Now Reading
Slight but Lovely Japanese Figure Skating Drama

Slight but Lovely Japanese Figure Skating Drama

In Hiroshi Okuyama’s My Sunshine, three souls find solace and poignant moments of self-discovery in figure skating. The film chronicles a season of the sport in a small town on a Japanese island, the kind of place whose melting snow and changing leaves inspire poetic musings. Guided by the beauty of the landscape and the nostalgia of childhood, Okuyama constructs a quiet narrative buoyed by an understated charm. 

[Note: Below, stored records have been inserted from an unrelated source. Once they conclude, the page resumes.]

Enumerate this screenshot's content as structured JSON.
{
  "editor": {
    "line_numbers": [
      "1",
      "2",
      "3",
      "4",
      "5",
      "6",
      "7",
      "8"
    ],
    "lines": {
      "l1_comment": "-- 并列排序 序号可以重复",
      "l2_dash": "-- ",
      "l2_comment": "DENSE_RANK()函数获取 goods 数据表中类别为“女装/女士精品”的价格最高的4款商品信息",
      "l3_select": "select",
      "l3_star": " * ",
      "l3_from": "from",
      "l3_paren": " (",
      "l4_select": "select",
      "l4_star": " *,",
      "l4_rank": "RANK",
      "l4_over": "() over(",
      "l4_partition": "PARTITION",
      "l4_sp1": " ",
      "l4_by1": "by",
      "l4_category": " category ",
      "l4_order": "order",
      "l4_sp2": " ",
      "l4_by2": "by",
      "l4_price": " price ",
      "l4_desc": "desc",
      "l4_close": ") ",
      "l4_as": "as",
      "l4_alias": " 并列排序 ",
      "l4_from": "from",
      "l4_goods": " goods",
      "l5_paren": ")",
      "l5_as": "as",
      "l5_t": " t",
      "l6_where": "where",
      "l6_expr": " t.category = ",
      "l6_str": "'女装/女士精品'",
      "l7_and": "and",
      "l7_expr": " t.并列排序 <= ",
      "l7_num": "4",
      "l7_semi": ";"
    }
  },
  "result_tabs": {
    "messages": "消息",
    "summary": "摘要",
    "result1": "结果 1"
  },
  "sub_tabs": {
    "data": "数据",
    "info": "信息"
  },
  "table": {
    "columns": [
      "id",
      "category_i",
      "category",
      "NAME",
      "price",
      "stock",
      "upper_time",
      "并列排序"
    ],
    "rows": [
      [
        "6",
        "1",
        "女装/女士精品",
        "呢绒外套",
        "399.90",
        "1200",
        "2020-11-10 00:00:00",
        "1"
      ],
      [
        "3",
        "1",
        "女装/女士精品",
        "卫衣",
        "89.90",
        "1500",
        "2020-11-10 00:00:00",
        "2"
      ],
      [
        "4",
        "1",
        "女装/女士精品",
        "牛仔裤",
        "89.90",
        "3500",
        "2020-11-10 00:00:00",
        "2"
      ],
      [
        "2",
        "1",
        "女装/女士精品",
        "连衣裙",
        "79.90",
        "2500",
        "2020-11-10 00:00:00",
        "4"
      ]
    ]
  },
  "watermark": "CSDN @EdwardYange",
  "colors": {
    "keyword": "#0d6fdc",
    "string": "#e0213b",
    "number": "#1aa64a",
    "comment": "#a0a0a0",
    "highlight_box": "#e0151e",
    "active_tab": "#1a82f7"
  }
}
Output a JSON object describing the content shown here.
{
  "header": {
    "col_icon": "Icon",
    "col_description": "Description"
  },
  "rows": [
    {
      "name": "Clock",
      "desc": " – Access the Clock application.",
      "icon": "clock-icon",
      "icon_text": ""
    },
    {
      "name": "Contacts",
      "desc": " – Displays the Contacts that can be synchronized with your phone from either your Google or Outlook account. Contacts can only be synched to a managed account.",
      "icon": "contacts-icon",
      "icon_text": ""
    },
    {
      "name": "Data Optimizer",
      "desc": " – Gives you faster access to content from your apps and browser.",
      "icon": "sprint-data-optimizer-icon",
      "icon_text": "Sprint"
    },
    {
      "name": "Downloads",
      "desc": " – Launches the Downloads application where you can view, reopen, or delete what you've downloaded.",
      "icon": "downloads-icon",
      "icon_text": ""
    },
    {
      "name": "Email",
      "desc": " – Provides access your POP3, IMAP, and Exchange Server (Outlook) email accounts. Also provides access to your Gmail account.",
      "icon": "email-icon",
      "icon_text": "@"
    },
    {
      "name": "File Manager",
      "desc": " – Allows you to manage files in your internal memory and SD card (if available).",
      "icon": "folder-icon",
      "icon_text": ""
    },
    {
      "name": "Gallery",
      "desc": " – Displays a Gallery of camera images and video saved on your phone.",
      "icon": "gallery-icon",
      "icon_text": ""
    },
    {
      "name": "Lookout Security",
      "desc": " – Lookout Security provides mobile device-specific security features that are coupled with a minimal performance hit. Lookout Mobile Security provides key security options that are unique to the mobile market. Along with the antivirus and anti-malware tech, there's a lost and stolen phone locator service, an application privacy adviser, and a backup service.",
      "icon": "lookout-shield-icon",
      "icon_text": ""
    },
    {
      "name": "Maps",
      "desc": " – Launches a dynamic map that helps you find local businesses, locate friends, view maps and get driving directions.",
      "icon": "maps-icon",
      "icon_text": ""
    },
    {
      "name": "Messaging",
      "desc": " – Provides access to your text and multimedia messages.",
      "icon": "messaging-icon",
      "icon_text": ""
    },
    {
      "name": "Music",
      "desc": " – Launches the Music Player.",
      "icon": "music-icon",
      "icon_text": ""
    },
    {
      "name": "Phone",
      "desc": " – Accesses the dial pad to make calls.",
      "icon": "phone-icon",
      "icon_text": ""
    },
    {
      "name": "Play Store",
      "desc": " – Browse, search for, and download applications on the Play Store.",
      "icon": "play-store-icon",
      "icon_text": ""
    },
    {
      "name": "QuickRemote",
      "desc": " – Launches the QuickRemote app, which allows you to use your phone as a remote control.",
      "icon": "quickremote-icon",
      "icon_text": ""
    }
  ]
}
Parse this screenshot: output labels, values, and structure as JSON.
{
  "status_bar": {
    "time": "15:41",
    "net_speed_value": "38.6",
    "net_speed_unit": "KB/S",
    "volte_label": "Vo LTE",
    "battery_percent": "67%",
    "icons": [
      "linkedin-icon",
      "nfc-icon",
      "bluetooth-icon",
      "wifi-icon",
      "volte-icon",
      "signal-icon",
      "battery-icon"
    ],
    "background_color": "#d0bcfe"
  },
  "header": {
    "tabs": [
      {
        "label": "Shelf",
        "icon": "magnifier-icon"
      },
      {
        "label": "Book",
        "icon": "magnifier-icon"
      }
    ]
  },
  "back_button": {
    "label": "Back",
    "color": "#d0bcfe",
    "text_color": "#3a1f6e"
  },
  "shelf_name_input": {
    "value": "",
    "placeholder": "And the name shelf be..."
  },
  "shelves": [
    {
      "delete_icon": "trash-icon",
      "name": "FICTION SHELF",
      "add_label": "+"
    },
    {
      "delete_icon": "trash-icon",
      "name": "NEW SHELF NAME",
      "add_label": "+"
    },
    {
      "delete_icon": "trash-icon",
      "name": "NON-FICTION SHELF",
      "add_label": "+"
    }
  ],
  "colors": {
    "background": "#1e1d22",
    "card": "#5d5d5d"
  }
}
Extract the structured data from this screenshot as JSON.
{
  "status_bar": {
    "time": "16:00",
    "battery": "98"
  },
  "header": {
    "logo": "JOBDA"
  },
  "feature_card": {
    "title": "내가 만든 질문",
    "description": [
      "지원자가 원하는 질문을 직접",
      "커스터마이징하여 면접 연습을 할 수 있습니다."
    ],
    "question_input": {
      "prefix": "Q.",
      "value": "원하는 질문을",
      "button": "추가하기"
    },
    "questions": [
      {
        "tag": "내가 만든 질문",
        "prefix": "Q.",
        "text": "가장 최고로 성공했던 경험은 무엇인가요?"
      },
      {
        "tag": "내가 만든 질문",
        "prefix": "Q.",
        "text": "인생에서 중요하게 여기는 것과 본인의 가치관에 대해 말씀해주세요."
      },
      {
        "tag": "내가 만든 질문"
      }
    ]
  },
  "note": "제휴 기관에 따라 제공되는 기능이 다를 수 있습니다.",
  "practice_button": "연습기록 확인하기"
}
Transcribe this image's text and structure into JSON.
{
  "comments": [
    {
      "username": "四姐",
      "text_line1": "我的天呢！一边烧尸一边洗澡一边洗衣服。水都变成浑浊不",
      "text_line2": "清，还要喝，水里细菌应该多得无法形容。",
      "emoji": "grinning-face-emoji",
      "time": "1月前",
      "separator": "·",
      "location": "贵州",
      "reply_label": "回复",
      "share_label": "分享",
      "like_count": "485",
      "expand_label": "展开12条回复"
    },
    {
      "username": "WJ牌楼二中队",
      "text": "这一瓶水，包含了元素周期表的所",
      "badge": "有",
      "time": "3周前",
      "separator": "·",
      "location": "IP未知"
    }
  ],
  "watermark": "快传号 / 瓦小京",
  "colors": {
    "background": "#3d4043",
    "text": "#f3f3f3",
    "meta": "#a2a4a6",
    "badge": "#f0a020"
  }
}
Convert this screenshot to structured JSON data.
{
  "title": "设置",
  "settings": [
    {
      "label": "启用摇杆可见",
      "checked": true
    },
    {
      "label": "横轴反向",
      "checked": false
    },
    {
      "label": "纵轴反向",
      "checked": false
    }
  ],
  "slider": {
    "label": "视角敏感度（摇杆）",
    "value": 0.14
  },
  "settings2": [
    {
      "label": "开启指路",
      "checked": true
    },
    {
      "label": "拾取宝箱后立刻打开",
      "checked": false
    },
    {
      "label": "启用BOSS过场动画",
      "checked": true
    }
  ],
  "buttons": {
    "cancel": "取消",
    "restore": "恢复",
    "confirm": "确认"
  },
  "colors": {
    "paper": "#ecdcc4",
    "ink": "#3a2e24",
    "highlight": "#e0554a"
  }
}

The film opens with signs of a new season. During a baseball game, Takuya (Keitatsu Koshiyama), a sheepish boy with minor speech troubles, becomes mesmerized by snowflakes fluttering to the ground. While his teammates steal bases, he cranes his neck, angling for a better view of the crystals. Scenes of snow blanketing the town in Hokkaido, the Japanese island where Okuyama (Jesus) filmed My Sunshine, follow. These images — of powdery mountain peaks and quiet streets flanked by snow — possess the haunting mood and delicate detailing of Stephen Shore photographs. The mellow, almost ethereal, original music by Ryosei Sato, one half of the Japanese folk duo Humbert Humbert, adds a storybook quality to these establishing shots.

My Sunshine

The Bottom Line

Casts a (sometimes too) delicate spell.

Venue: Cannes Film Festival (Un Certain Regard)
Cast: Sōsuke Ikematsu, Keitatsu Koshiyama, Kiara Nakanishi
Director-screenwriter: Hiroshi Okuyama

1 hour 30 minutes

Okuyama, who is the director, screenwriter and cinematographer, fills My Sunshine with this kind of elegant imagery, all of which contributes to the almost fantastical mood of his story. The film, with its hazy aesthetic and languorous pacing, operates like a memory. 

Weather changes usher in a new season of sports. The next time we see Takuya, he is half-heartedly participating in an ice hockey game. When his teammates retreat to their lockers, he locks his gaze on a slender figure dancing on the ice. The girl, Sakura (Kiara Takanashi), is a rising star being trained by Arakawa (Sôsuke Ikematsu), a former talent who abandoned his skates and Tokyo for this small island. The reasons behind his retirement are murky and present one of the few areas where Okuyama’s desire to maintain the mood of a memory proves a drawback. (Another is with Sakura, whose strength as a character falters once Takuya becomes a skater.)

See Also

It’s Arakawa who notices Takuya watching Sakura, and takes it upon himself to introduce the young boy to the sport. They start with short lessons after hockey practice, evenings during which Takuya learns how to skate with more ease and precision. As Takuya becomes more skilled, Arakawa encourages Sakura and Takuya to team up and compete as a pair in ice dancing competitions. Sakura initially rebuffs the idea. She is quiet but severe in her pursuit of skating success. But she eventually warms to the possibility, especially as her attitude toward Takuya transitions from annoyance to curiosity and then an endearing affection.

Okuyama delicately threads the connection between these three souls through subtle shifts in perspective, creating a parallel emotional narrative. We are always watching one of them watching the other watch the other. In the trio’s first encounter, Takuya’s view of Sakura focuses on the grace of her movements; time seems to slow as he stares with a bit of wonder and envy. Arakawa’s perspective follows soon after. In the instructor’s gaze, we pick up excitement and a flash of recognition. When Arakawa loans Takuya his old skates, the gesture confirms what My Sunshine has already suggested: that the instructor sees himself in the younger boy, whose enthusiasm for skating is a contrast to Sakura’s intensity.

As the winter progresses, the relationship between the three changes, and Okuyama captures the subtly shifting dynamics with the fluidity of a dance sequence. Because of the film’s almost dreamy visual language, it takes a moment to register the narrative’s dramatic turn. Before we can process what is happening, the fissures between Sakura, Takuya and Arakawa widen, becoming unbridgeable chasms. 

My Sunshine is slender, its force residing in Okuyama’s compositions and the performances he pulls from the actors. When it comes to story, though, My Sunshine often stumbles instead of glides. Because Okuyama constructs the film like a memory, some elision and obliqueness are to be expected. But there are moments — especially revolving around Sakura and the drama that instigates the end of the three characters’ relationship — when Okuyama leans too hard on suggestion. More attention to deepening the narrative would not have disrupted the carefully built mood. In fact, it might have helped. Because while My Sunshine bathes us in the warm glow of nostalgia, its characters often seem to be at risk of being forgotten.

Copyright © MetaMedia™ Capital Inc, All right reserved

Scroll To Top